Our “art” project was to build our own volcano. The kids were far too excited to see how it would explode in our backyard.

On Monday we made some salt dough and formed a volcano using a tea bottle and a cardboard box. I based the model we made from this one that I found through a google search.

The dough took a few days to dry, so on Wednesday we were able to paint it together. I outlined a few areas for the girls and they worked together to paint it to make it look more like a scene/cutaway of a volcano. When they were done with the base painting, they let Mommy drip red paint around the ledge of the volcano to make it look like lava was dripping down the sides of the mountain.

Here is our completed project in action. Be warned: Screaming toddler and swinging lens cap may disrupt your viewing pleasure.

Volcano links for kids:

Studying Japan ::Week 2::

This was our second week learning about Japan and the girls had a lot of fun with many “hands-on” activities: origami, watercolors, calligraphy, puppet theatres, and Japanese screens. Much reading and even a great video or two thrown in. Since Japan has over 70 volcanoes, we are going to be doing a unit on volcanoes next week – as requested by the girls! 

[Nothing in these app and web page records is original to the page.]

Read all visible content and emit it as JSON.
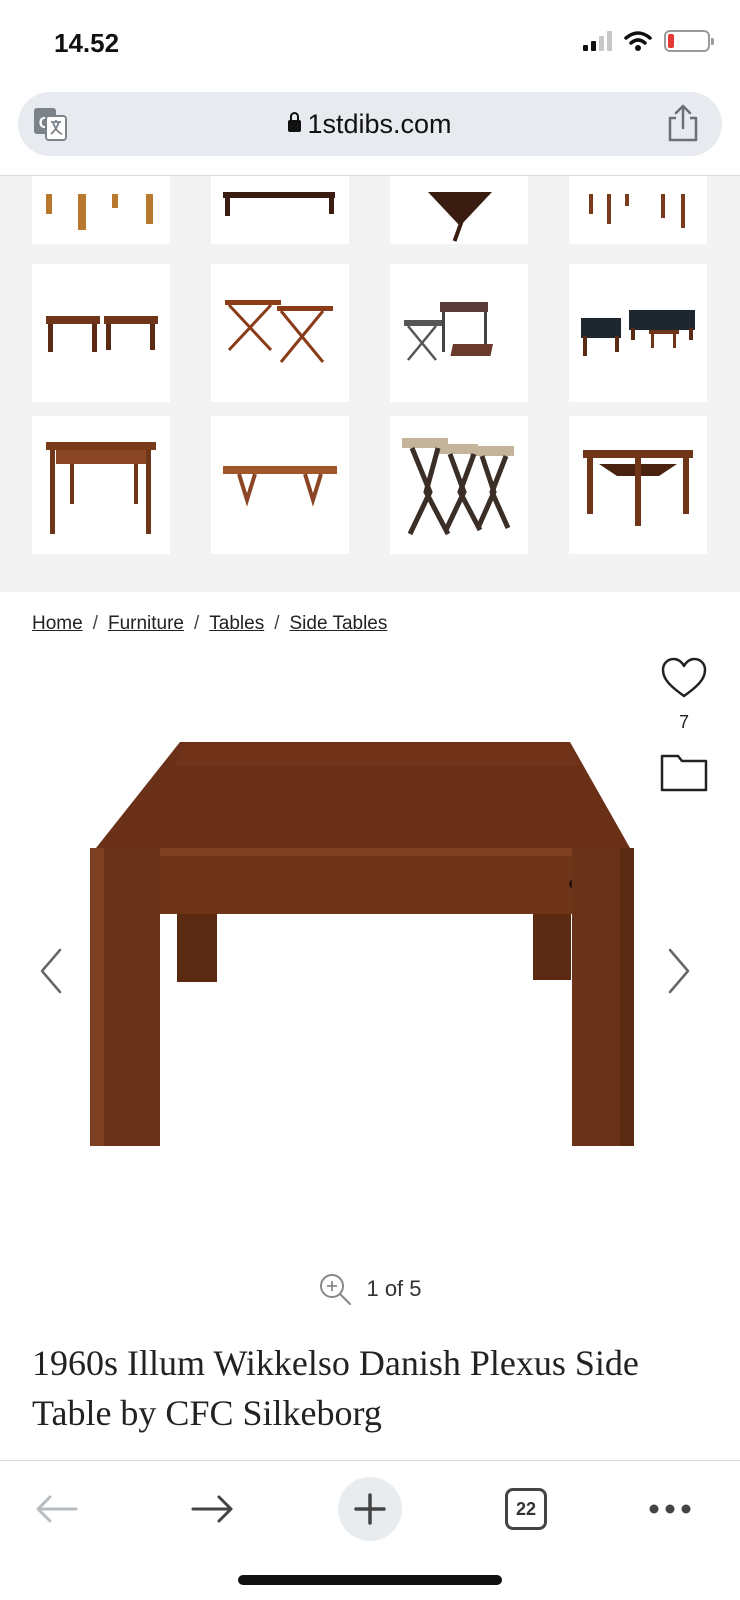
{
  "status_bar": {
    "time": "14.52",
    "battery_level": 0.15,
    "battery_color": "#e53935"
  },
  "browser": {
    "url": "1stdibs.com",
    "icons": [
      "translate-icon",
      "lock-icon",
      "share-icon"
    ],
    "toolbar": {
      "tab_count": "22",
      "icons": [
        "back-arrow-icon",
        "forward-arrow-icon",
        "plus-icon",
        "tabs-icon",
        "more-icon"
      ]
    }
  },
  "breadcrumb": {
    "items": [
      "Home",
      "Furniture",
      "Tables",
      "Side Tables"
    ],
    "separator": "/"
  },
  "product": {
    "favorite_count": "7",
    "image_counter": "1 of 5",
    "title": "1960s Illum Wikkelso Danish Plexus Side Table by CFC Silkeborg"
  },
  "colors": {
    "wood": "#6e3519",
    "wood_dark": "#4a2210",
    "grid_bg": "#f3f3f3",
    "url_bar_bg": "#e7eaee"
  }
}
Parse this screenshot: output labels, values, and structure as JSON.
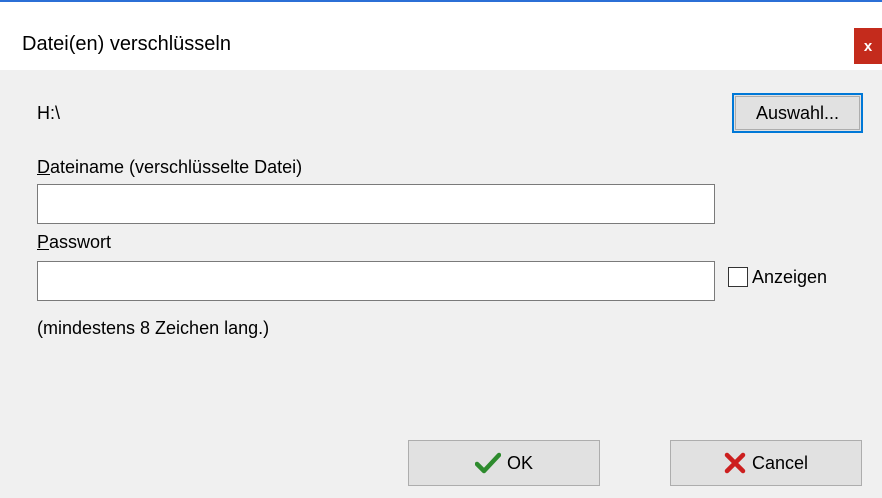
{
  "window": {
    "title": "Datei(en) verschlüsseln",
    "close_label": "x"
  },
  "location": {
    "path": "H:\\",
    "browse_label": "Auswahl..."
  },
  "filename": {
    "label_accel": "D",
    "label_rest": "ateiname (verschlüsselte Datei)",
    "value": ""
  },
  "password": {
    "label_accel": "P",
    "label_rest": "asswort",
    "value": "",
    "show_label": "Anzeigen",
    "show_checked": false,
    "hint": "(mindestens 8 Zeichen lang.)"
  },
  "actions": {
    "ok_label": "OK",
    "cancel_label": "Cancel"
  },
  "colors": {
    "accent": "#2b6fd6",
    "close_bg": "#c42b1c",
    "ok_icon": "#2e8b2e",
    "cancel_icon": "#cc1f1f"
  },
  "icons": {
    "ok": "checkmark-icon",
    "cancel": "x-mark-icon"
  }
}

  • Review what we learned last week
  • We used Kids Web Japan to look at the history of kimonos different types of kimonos and had fun doing a virtual game dressing girls and seeing where they would wear the kimono and outfit that we picked for them.
  • Japanese screens ~ Each of the girls designed their own Japanese screen trying to follow each of the four seasons.
  • We first read The Paper Crane (Bang) and then picked out a few pieces of origami to make: a mask and a boat…fairly simple but fun!

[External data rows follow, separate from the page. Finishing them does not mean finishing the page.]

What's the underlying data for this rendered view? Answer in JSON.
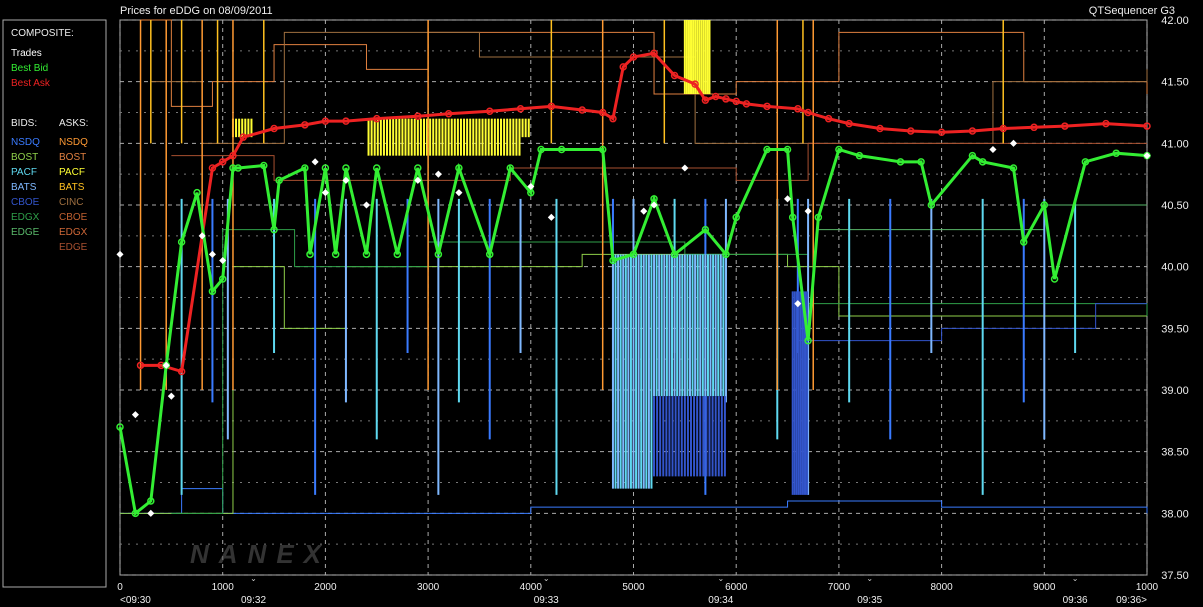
{
  "header": {
    "title": "Prices for  eDDG  on  08/09/2011",
    "app_name": "QTSequencer G3"
  },
  "legend": {
    "composite_title": "COMPOSITE:",
    "composite_items": [
      {
        "label": "Trades",
        "color": "#ffffff"
      },
      {
        "label": "Best Bid",
        "color": "#33ee33"
      },
      {
        "label": "Best Ask",
        "color": "#ee2222"
      }
    ],
    "bids_title": "BIDS:",
    "asks_title": "ASKS:",
    "bids": [
      {
        "label": "NSDQ",
        "color": "#3a7bff"
      },
      {
        "label": "BOST",
        "color": "#8fcf4a"
      },
      {
        "label": "PACF",
        "color": "#5fd9f0"
      },
      {
        "label": "BATS",
        "color": "#7fb8ff"
      },
      {
        "label": "CBOE",
        "color": "#3355cc"
      },
      {
        "label": "EDGX",
        "color": "#2fa04a"
      },
      {
        "label": "EDGE",
        "color": "#59b86a"
      }
    ],
    "asks": [
      {
        "label": "NSDQ",
        "color": "#ff9a33"
      },
      {
        "label": "BOST",
        "color": "#e08040"
      },
      {
        "label": "PACF",
        "color": "#ffff33"
      },
      {
        "label": "BATS",
        "color": "#ffc020"
      },
      {
        "label": "CINC",
        "color": "#a07040"
      },
      {
        "label": "CBOE",
        "color": "#c06030"
      },
      {
        "label": "EDGX",
        "color": "#d06838"
      },
      {
        "label": "EDGE",
        "color": "#a85030"
      }
    ]
  },
  "watermark": "NANEX",
  "chart_data": {
    "type": "line",
    "title": "Prices for  eDDG  on  08/09/2011",
    "xlim": [
      0,
      10000
    ],
    "ylim": [
      37.5,
      42.0
    ],
    "x_ticks": [
      "0",
      "1000",
      "2000",
      "3000",
      "4000",
      "5000",
      "6000",
      "7000",
      "8000",
      "9000",
      "1000"
    ],
    "x_tick_values": [
      0,
      1000,
      2000,
      3000,
      4000,
      5000,
      6000,
      7000,
      8000,
      9000,
      10000
    ],
    "time_labels": [
      "<09:30",
      "09:32",
      "09:33",
      "09:34",
      "09:35",
      "09:36",
      "09:36>"
    ],
    "time_label_values": [
      0,
      1300,
      4150,
      5850,
      7300,
      9300,
      10000
    ],
    "y_ticks": [
      "37.50",
      "38.00",
      "38.50",
      "39.00",
      "39.50",
      "40.00",
      "40.50",
      "41.00",
      "41.50",
      "42.00"
    ],
    "y_tick_values": [
      37.5,
      38.0,
      38.5,
      39.0,
      39.5,
      40.0,
      40.5,
      41.0,
      41.5,
      42.0
    ],
    "grid": true,
    "series": [
      {
        "name": "Best Ask",
        "color": "#ee2222",
        "x": [
          200,
          400,
          600,
          900,
          1000,
          1100,
          1200,
          1500,
          1800,
          2000,
          2200,
          2500,
          2900,
          3200,
          3600,
          3900,
          4200,
          4500,
          4700,
          4800,
          4900,
          5000,
          5200,
          5400,
          5600,
          5700,
          5800,
          5900,
          6000,
          6100,
          6300,
          6600,
          6700,
          6900,
          7100,
          7400,
          7700,
          8000,
          8300,
          8600,
          8900,
          9200,
          9600,
          10000
        ],
        "y": [
          39.2,
          39.2,
          39.15,
          40.8,
          40.85,
          40.9,
          41.05,
          41.12,
          41.15,
          41.18,
          41.18,
          41.2,
          41.22,
          41.24,
          41.26,
          41.28,
          41.3,
          41.27,
          41.25,
          41.2,
          41.62,
          41.7,
          41.73,
          41.55,
          41.48,
          41.35,
          41.38,
          41.36,
          41.34,
          41.32,
          41.3,
          41.28,
          41.25,
          41.2,
          41.16,
          41.12,
          41.1,
          41.09,
          41.1,
          41.12,
          41.13,
          41.14,
          41.16,
          41.14
        ]
      },
      {
        "name": "Best Bid",
        "color": "#33ee33",
        "x": [
          0,
          150,
          300,
          450,
          600,
          750,
          900,
          1000,
          1100,
          1150,
          1400,
          1500,
          1550,
          1800,
          1850,
          2000,
          2100,
          2200,
          2400,
          2500,
          2700,
          2900,
          3100,
          3300,
          3600,
          3800,
          4000,
          4100,
          4300,
          4700,
          4800,
          5000,
          5200,
          5400,
          5700,
          5900,
          6000,
          6300,
          6500,
          6550,
          6700,
          6800,
          7000,
          7200,
          7600,
          7800,
          7900,
          8300,
          8400,
          8700,
          8800,
          9000,
          9100,
          9400,
          9700,
          10000
        ],
        "y": [
          38.7,
          38.0,
          38.1,
          39.2,
          40.2,
          40.6,
          39.8,
          39.9,
          40.8,
          40.8,
          40.82,
          40.3,
          40.7,
          40.8,
          40.1,
          40.8,
          40.1,
          40.8,
          40.1,
          40.8,
          40.1,
          40.8,
          40.1,
          40.8,
          40.1,
          40.8,
          40.6,
          40.95,
          40.95,
          40.95,
          40.05,
          40.1,
          40.55,
          40.1,
          40.3,
          40.1,
          40.4,
          40.95,
          40.95,
          40.4,
          39.4,
          40.4,
          40.95,
          40.9,
          40.85,
          40.85,
          40.5,
          40.9,
          40.85,
          40.8,
          40.2,
          40.5,
          39.9,
          40.85,
          40.92,
          40.9
        ]
      },
      {
        "name": "Trades",
        "color": "#ffffff",
        "type": "scatter",
        "x": [
          0,
          150,
          300,
          450,
          500,
          800,
          900,
          1000,
          1900,
          2000,
          2200,
          2400,
          2900,
          3100,
          3300,
          4000,
          4200,
          5100,
          5200,
          5500,
          6500,
          6600,
          6700,
          8500,
          8700,
          10000
        ],
        "y": [
          40.1,
          38.8,
          38.0,
          39.2,
          38.95,
          40.25,
          40.1,
          40.05,
          40.85,
          40.6,
          40.7,
          40.5,
          40.7,
          40.75,
          40.6,
          40.65,
          40.4,
          40.45,
          40.5,
          40.8,
          40.55,
          39.7,
          40.45,
          40.95,
          41.0,
          40.9
        ]
      }
    ]
  }
}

Literature we focused on:

Studying Japan ::Week 1::

This week we started our study of Japan. Of all the countries we’ve studied so far, Japan has had some amazing websites available to use in our studies. We’re planning on making this a three week study and wrapping it all up with a unit on volcanoes. Here’s how our first week was outlined:


  • Review geography song
  • Locate & map Japan with watercolors {link below}
  • Use atlas to learn more about Japan
  • Hello Japan video


  • Read Children Just Like Me & use notebooking page
  • Color Japan’s flag {printable below}
  • Facts about Japan using National Geographic for Kids website


  • Kids Web Japan
  • Talk about the Mon {family crest}


  • Review Asia geography song
  • Woodcuts/paintings {link below}

Laurianna’s independent reading for the week was Dragon of the Red Dawn by Mary Pope Osborne and the kids also enjoyed listening to the audiobook when Laurianna had finished reading it on her own. We’ve also been reading stories from Japanese Children’s Favorite Stories and The Boy of the Three Year Nap.

Great Links

  • Kids Web Japan – great videos, virtual games, pictures – too much to list, but a GREAT resource!! This week we watched the “Hello Japan” video, learned about tea ceremonies (and had our own), looked at some of the typical Japanese food
  • Visit Japan – this link is specifically to a quick video about Japan
  • National Geographic Kids: Japan – country facts, postcard, video clip and information on Japan
  • Japanese Woodcuts to Color – Ellen McHenry’s Basement Workshop has a great project for using watercolors to recreate some famous Japanese woodcuts
  • Hokusai’s Great Wave – picture and information on woodcut painting

    Next week we’ll be continuing our study of Japan by studying Japanese screens, origami, Japanese counting, puppet theatre and some other fun things too.